Judicial District of Hartford
Negligence; Premises Liability; Whether Defendant had Constructive Notice of Icy Sidewalk and Breached Duty to Keep its Premises Reasonably Safe. On January 18, 2011, the plaintiff was injured when she slipped and fell on a sidewalk leading from a Manchester Memorial Hospital parking lot to a hospital entrance. She brought this lawsuit claiming that the hospital was responsible for her injuries in that it failed to protect her from a dangerous and defective condition—an accumulation of ice on the sidewalk. In order to prevail on her negligence claim and recover money damages, the plaintiff had to prove that the defendant owed her a duty, that it failed in that duty, and that that failure resulted in her harm. Where, as in this case, a plaintiff sues a business owner claiming that the defendant breached its duty to keep its premises reasonably safe for the use of business guests, a plaintiff must show that the defendant had either actual or constructive notice of the dangerous and defective condition on the business premises. Here, to prove that the defendant had breached its legal duty to her, the plaintiff had to show that the defendant was actually aware that the sidewalk was icy or that it had constructive notice because the icy condition existed for such a length of time that the defendant should have known about it. The plaintiff chose to have a trial before a judge instead of a jury. After the trial, the judge issued a written decision finding in favor of the defendant. The judge ruled that the plaintiff did not prove that the defendant had breached its duty to keep its property reasonably safe in that she had not shown that the defendant had actual or constructive notice that the sidewalk was icy. The judge noted that the evidence at trial showed that a contractor had cleaned and salted the defendant’s parking lots and sidewalks that morning and that its maintenance and security staff had inspected those areas that morning, afternoon, and early evening. As to the plaintiff’s claim that the defendant had constructive notice of the dangerous condition, the judge noted that it was not known how long the sidewalk had been icy before the plaintiff slipped and fell.

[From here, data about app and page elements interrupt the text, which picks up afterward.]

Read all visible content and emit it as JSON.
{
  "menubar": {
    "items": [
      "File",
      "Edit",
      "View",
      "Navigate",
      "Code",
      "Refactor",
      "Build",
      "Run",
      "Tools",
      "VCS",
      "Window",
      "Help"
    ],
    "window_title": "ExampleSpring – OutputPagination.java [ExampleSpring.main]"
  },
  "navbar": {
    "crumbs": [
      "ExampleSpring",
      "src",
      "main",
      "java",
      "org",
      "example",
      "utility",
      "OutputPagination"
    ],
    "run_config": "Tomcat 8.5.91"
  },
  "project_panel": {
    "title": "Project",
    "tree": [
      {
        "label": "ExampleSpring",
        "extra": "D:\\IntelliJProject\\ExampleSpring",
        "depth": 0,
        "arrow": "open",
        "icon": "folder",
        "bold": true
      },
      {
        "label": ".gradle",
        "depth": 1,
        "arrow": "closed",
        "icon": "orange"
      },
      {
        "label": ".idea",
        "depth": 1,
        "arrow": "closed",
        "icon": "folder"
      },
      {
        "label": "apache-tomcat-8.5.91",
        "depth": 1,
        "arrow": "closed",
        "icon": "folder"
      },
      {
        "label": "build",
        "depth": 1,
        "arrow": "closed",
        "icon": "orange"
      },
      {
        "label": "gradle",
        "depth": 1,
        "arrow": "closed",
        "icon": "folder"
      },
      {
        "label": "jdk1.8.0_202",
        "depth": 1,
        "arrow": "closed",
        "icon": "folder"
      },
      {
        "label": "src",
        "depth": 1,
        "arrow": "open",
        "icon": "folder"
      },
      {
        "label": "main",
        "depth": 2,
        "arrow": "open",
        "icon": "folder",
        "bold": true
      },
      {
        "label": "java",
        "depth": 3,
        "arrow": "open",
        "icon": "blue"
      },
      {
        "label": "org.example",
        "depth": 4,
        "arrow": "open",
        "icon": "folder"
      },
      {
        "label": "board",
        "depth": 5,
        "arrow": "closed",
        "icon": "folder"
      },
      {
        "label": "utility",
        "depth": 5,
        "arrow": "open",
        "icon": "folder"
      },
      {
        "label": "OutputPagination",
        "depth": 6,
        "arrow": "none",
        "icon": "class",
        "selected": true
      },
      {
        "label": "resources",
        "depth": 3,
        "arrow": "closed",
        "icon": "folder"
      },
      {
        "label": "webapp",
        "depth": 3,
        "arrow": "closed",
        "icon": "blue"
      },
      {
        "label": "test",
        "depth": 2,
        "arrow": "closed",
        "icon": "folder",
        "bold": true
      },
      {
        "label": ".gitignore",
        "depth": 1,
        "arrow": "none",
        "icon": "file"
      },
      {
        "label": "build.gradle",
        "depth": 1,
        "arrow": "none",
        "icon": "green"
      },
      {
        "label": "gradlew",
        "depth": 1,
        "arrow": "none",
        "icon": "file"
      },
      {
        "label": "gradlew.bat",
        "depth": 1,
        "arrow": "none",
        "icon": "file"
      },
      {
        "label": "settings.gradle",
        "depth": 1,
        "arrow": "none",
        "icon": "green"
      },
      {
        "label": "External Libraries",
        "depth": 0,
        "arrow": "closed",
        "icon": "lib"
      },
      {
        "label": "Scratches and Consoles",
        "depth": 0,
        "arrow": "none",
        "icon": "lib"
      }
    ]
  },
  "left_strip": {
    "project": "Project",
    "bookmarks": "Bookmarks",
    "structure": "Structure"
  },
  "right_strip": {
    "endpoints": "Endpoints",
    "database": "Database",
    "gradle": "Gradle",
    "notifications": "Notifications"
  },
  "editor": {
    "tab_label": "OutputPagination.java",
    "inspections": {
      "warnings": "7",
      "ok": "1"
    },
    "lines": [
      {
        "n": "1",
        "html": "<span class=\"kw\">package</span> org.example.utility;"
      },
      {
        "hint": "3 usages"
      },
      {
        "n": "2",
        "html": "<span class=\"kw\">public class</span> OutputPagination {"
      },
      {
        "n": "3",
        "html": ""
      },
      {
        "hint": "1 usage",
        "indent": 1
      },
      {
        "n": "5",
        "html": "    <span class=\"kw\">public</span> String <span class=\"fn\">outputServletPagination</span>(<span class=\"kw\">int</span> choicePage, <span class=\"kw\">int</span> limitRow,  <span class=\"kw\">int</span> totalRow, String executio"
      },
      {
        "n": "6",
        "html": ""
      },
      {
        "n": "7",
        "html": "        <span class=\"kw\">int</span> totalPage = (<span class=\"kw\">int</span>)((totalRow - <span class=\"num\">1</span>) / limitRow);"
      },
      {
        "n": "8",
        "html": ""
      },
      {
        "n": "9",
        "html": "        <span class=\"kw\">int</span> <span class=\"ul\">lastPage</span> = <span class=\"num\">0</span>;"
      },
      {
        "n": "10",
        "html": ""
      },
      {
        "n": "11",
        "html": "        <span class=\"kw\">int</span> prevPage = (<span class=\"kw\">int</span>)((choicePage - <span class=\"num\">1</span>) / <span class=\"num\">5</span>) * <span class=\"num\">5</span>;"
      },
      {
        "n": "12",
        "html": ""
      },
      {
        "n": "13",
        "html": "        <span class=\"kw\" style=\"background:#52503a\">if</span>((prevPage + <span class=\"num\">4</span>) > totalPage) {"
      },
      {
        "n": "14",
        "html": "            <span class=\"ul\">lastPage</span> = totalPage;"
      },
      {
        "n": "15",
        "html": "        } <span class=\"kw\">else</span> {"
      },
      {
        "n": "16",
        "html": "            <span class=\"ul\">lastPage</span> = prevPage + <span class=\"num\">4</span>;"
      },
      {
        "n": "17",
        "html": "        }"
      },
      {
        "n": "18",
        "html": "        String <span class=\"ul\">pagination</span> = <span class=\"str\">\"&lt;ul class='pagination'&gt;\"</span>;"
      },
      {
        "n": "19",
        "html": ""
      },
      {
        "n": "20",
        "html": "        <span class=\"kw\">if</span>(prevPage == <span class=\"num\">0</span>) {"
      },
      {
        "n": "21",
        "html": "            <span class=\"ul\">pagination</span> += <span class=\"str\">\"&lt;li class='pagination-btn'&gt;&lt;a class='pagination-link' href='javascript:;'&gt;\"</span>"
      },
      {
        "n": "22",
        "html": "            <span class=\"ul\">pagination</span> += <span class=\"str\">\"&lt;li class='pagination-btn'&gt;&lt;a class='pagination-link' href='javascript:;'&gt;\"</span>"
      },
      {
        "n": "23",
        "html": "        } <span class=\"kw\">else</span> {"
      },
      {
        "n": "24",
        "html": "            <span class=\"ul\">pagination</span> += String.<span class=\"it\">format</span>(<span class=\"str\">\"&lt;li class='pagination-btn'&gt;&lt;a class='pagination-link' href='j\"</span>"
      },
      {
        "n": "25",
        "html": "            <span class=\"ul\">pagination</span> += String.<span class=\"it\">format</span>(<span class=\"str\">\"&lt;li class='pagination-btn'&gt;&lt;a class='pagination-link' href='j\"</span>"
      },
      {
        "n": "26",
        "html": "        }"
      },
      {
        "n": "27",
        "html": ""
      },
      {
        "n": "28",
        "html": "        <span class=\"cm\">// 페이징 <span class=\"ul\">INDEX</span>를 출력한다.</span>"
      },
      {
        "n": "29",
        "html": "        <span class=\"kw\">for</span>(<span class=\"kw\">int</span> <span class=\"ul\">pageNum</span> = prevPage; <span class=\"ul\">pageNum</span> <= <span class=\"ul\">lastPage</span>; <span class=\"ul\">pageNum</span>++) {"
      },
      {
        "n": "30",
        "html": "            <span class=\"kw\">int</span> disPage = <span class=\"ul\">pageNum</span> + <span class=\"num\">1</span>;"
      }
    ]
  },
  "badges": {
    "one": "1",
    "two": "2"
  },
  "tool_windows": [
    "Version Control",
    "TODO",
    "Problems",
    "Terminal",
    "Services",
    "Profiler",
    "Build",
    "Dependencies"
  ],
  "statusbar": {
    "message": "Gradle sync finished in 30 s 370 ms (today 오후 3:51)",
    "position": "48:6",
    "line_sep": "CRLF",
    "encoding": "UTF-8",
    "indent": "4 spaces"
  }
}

This is the plaintiff’s appeal from the judgment in favor of the defendant. On appeal, the plaintiff claims that the judge should have found that the hospital had constructive notice of the icy sidewalk because she introduced evidence at trial showing that the icy condition existed for hours before her fall, a sufficient length of time that the defendant’s employees should have discovered it in time to remedy it. The plaintiff also claims that the judge should not have ruled in the defendant’s favor where she successfully proved that the defendant is legally responsible for harm in that her injuries were caused by the defendant’s negligence. The defendant responds that the plaintiff’s constructive notice claim is unsupported by the evidence and that, even if the judge was wrong in finding no constructive notice here, there are other reasons that the plaintiff cannot prevail in this lawsuit. First, the defendant argues that the “ongoing storm doctrine” excused it of any duty it had to keep the sidewalk cleared and safe at the time the plaintiff fell. Courts have held that property owners can wait until the end of a storm before removing ice and snow, and the defendant claims that there was an ongoing storm when the plaintiff slipped and fell. Second, the defendant argues that the plaintiff’s injuries were caused by her own negligence, in that she chose to use the sidewalk—rather than a safer available alternative route—even though she noticed before she stepped on the sidewalk that it was icy.